Where a record holds a picture, leave the picture out; otherwise repeat every record exactly.
__________
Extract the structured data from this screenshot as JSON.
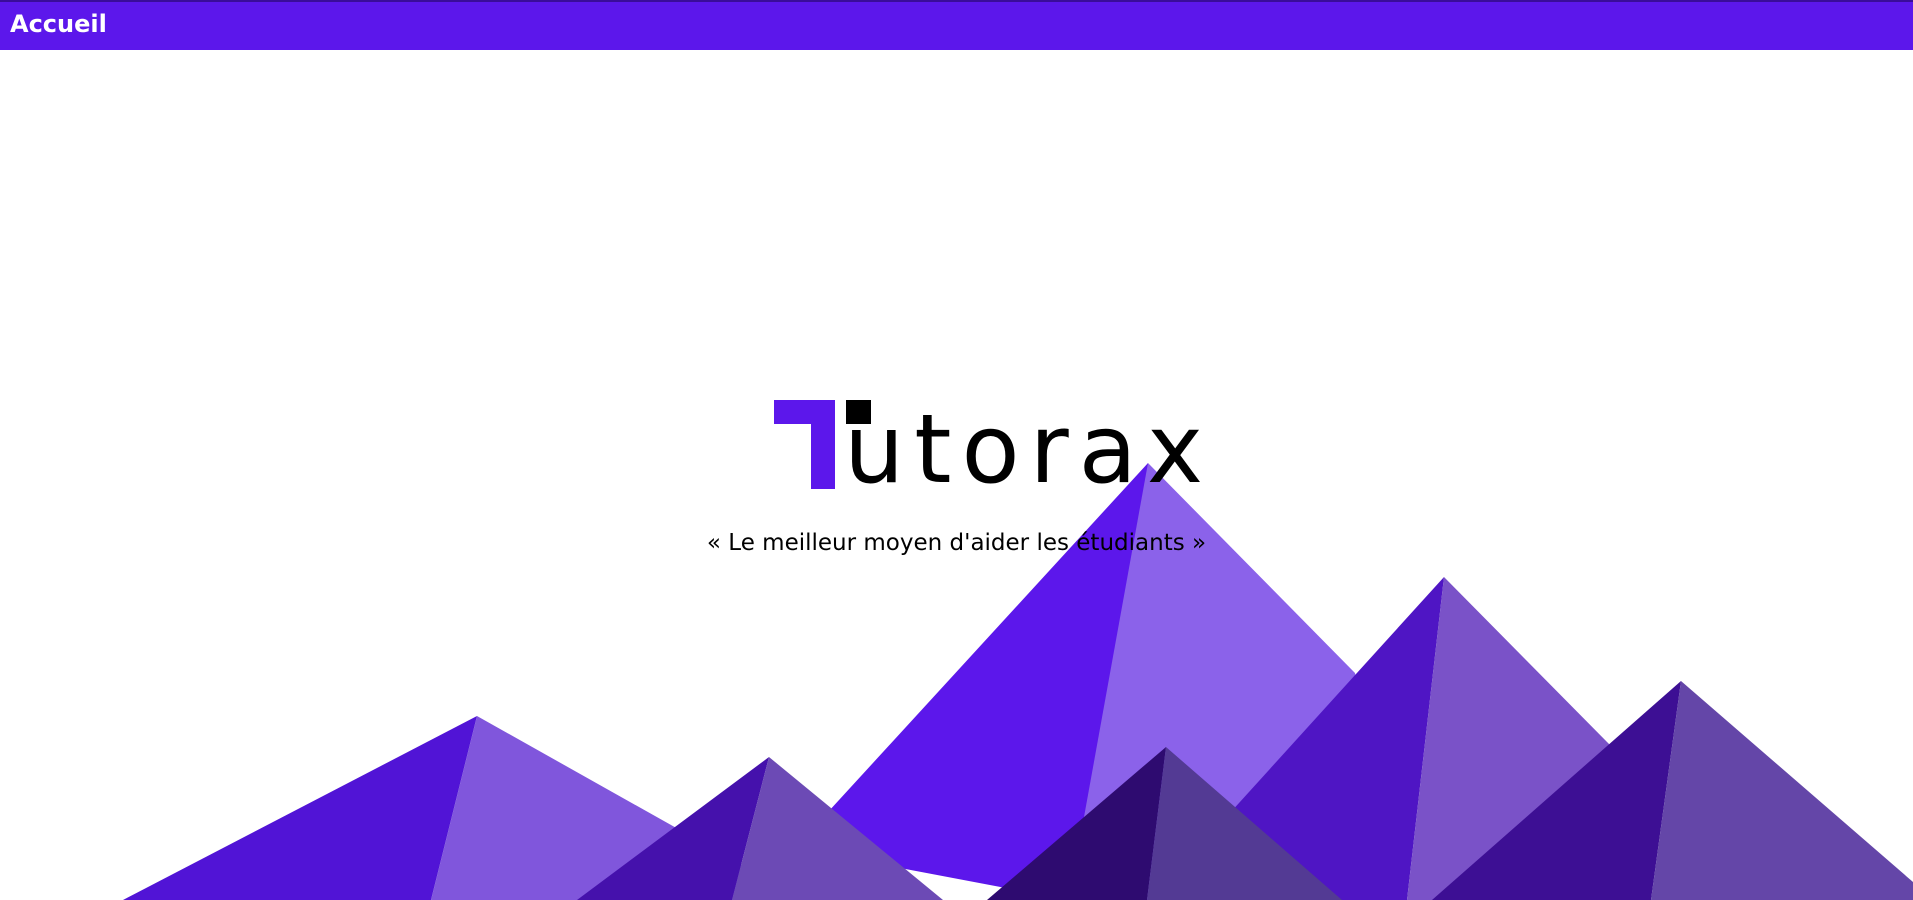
{
  "nav": {
    "home_label": "Accueil",
    "bar_color": "#5c17eb"
  },
  "hero": {
    "logo_text": "utorax",
    "logo_full": "Tutorax",
    "tagline": "« Le meilleur moyen d'aider les étudiants »",
    "brand_color": "#5c17eb"
  },
  "background": {
    "icon": "mountains-illustration",
    "colors": [
      "#5c17eb",
      "#8b62ea",
      "#4f15c4",
      "#7a52c8",
      "#3d0f94",
      "#6446a8",
      "#2e0b70",
      "#533a94"
    ]
  }
}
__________
### Result below
Extract the structured data from this screenshot as JSON.
{
  "nav": {
    "home_label": "Accueil",
    "bar_color": "#5c17eb"
  },
  "hero": {
    "logo_text": "utorax",
    "logo_full": "Tutorax",
    "tagline": "« Le meilleur moyen d'aider les étudiants »",
    "brand_color": "#5c17eb"
  },
  "background": {
    "icon": "mountains-illustration",
    "colors": [
      "#5c17eb",
      "#8b62ea",
      "#4f15c4",
      "#7a52c8",
      "#3d0f94",
      "#6446a8",
      "#2e0b70",
      "#533a94"
    ]
  }
}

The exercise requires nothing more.